All lines below are to be output exactly as they stand.

= Beginning of Section =

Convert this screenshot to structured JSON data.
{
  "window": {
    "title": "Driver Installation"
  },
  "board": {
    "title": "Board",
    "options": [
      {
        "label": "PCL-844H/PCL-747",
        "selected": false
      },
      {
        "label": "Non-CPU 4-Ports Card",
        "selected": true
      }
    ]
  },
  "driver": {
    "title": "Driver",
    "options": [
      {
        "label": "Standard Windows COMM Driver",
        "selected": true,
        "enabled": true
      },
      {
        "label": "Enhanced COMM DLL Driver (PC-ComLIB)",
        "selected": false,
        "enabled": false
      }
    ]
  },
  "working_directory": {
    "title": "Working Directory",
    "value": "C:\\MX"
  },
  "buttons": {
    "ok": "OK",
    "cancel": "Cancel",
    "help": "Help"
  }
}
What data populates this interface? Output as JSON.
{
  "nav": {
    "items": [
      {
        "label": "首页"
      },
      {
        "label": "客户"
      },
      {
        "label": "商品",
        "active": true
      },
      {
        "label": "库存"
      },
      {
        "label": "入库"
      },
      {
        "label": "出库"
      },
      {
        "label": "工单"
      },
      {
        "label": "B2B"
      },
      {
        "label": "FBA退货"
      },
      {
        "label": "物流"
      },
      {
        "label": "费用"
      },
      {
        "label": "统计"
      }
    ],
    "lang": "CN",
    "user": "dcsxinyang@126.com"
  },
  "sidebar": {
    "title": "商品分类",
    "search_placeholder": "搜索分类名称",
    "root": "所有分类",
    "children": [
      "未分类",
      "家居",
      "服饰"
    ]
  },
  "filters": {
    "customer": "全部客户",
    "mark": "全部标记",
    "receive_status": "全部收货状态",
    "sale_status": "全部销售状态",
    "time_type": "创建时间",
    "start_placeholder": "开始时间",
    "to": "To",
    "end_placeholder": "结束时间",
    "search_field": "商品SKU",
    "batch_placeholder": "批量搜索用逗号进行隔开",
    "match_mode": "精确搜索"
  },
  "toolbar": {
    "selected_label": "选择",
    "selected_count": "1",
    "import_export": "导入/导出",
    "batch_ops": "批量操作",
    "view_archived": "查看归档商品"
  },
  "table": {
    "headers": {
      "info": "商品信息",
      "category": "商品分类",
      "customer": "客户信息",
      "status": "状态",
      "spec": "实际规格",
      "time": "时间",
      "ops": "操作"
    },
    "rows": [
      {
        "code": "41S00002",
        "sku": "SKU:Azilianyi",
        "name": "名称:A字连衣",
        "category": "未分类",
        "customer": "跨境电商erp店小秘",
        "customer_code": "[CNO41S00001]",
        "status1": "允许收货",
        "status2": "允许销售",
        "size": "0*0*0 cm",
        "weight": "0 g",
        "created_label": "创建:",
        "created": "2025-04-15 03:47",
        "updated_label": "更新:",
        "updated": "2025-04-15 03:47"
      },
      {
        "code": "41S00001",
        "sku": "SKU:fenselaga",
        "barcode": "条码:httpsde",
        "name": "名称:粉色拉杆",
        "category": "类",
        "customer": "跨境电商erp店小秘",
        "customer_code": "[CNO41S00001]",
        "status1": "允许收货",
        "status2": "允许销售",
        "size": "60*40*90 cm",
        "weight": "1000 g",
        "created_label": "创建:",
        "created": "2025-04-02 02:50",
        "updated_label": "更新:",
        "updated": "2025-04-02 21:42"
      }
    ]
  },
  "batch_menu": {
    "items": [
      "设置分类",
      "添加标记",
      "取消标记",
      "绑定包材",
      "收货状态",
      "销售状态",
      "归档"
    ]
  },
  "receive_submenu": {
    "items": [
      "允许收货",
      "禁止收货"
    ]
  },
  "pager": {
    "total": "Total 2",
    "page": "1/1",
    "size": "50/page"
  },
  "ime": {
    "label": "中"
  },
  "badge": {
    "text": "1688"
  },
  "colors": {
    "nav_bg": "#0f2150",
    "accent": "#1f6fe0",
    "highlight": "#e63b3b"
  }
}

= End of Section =

§ Output below
Convert this screenshot to structured JSON data.
{
  "window": {
    "title": "Driver Installation"
  },
  "board": {
    "title": "Board",
    "options": [
      {
        "label": "PCL-844H/PCL-747",
        "selected": false
      },
      {
        "label": "Non-CPU 4-Ports Card",
        "selected": true
      }
    ]
  },
  "driver": {
    "title": "Driver",
    "options": [
      {
        "label": "Standard Windows COMM Driver",
        "selected": true,
        "enabled": true
      },
      {
        "label": "Enhanced COMM DLL Driver (PC-ComLIB)",
        "selected": false,
        "enabled": false
      }
    ]
  },
  "working_directory": {
    "title": "Working Directory",
    "value": "C:\\MX"
  },
  "buttons": {
    "ok": "OK",
    "cancel": "Cancel",
    "help": "Help"
  }
}
What data populates this interface? Output as JSON.
{
  "nav": {
    "items": [
      {
        "label": "首页"
      },
      {
        "label": "客户"
      },
      {
        "label": "商品",
        "active": true
      },
      {
        "label": "库存"
      },
      {
        "label": "入库"
      },
      {
        "label": "出库"
      },
      {
        "label": "工单"
      },
      {
        "label": "B2B"
      },
      {
        "label": "FBA退货"
      },
      {
        "label": "物流"
      },
      {
        "label": "费用"
      },
      {
        "label": "统计"
      }
    ],
    "lang": "CN",
    "user": "dcsxinyang@126.com"
  },
  "sidebar": {
    "title": "商品分类",
    "search_placeholder": "搜索分类名称",
    "root": "所有分类",
    "children": [
      "未分类",
      "家居",
      "服饰"
    ]
  },
  "filters": {
    "customer": "全部客户",
    "mark": "全部标记",
    "receive_status": "全部收货状态",
    "sale_status": "全部销售状态",
    "time_type": "创建时间",
    "start_placeholder": "开始时间",
    "to": "To",
    "end_placeholder": "结束时间",
    "search_field": "商品SKU",
    "batch_placeholder": "批量搜索用逗号进行隔开",
    "match_mode": "精确搜索"
  },
  "toolbar": {
    "selected_label": "选择",
    "selected_count": "1",
    "import_export": "导入/导出",
    "batch_ops": "批量操作",
    "view_archived": "查看归档商品"
  },
  "table": {
    "headers": {
      "info": "商品信息",
      "category": "商品分类",
      "customer": "客户信息",
      "status": "状态",
      "spec": "实际规格",
      "time": "时间",
      "ops": "操作"
    },
    "rows": [
      {
        "code": "41S00002",
        "sku": "SKU:Azilianyi",
        "name": "名称:A字连衣",
        "category": "未分类",
        "customer": "跨境电商erp店小秘",
        "customer_code": "[CNO41S00001]",
        "status1": "允许收货",
        "status2": "允许销售",
        "size": "0*0*0 cm",
        "weight": "0 g",
        "created_label": "创建:",
        "created": "2025-04-15 03:47",
        "updated_label": "更新:",
        "updated": "2025-04-15 03:47"
      },
      {
        "code": "41S00001",
        "sku": "SKU:fenselaga",
        "barcode": "条码:httpsde",
        "name": "名称:粉色拉杆",
        "category": "类",
        "customer": "跨境电商erp店小秘",
        "customer_code": "[CNO41S00001]",
        "status1": "允许收货",
        "status2": "允许销售",
        "size": "60*40*90 cm",
        "weight": "1000 g",
        "created_label": "创建:",
        "created": "2025-04-02 02:50",
        "updated_label": "更新:",
        "updated": "2025-04-02 21:42"
      }
    ]
  },
  "batch_menu": {
    "items": [
      "设置分类",
      "添加标记",
      "取消标记",
      "绑定包材",
      "收货状态",
      "销售状态",
      "归档"
    ]
  },
  "receive_submenu": {
    "items": [
      "允许收货",
      "禁止收货"
    ]
  },
  "pager": {
    "total": "Total 2",
    "page": "1/1",
    "size": "50/page"
  },
  "ime": {
    "label": "中"
  },
  "badge": {
    "text": "1688"
  },
  "colors": {
    "nav_bg": "#0f2150",
    "accent": "#1f6fe0",
    "highlight": "#e63b3b"
  }
}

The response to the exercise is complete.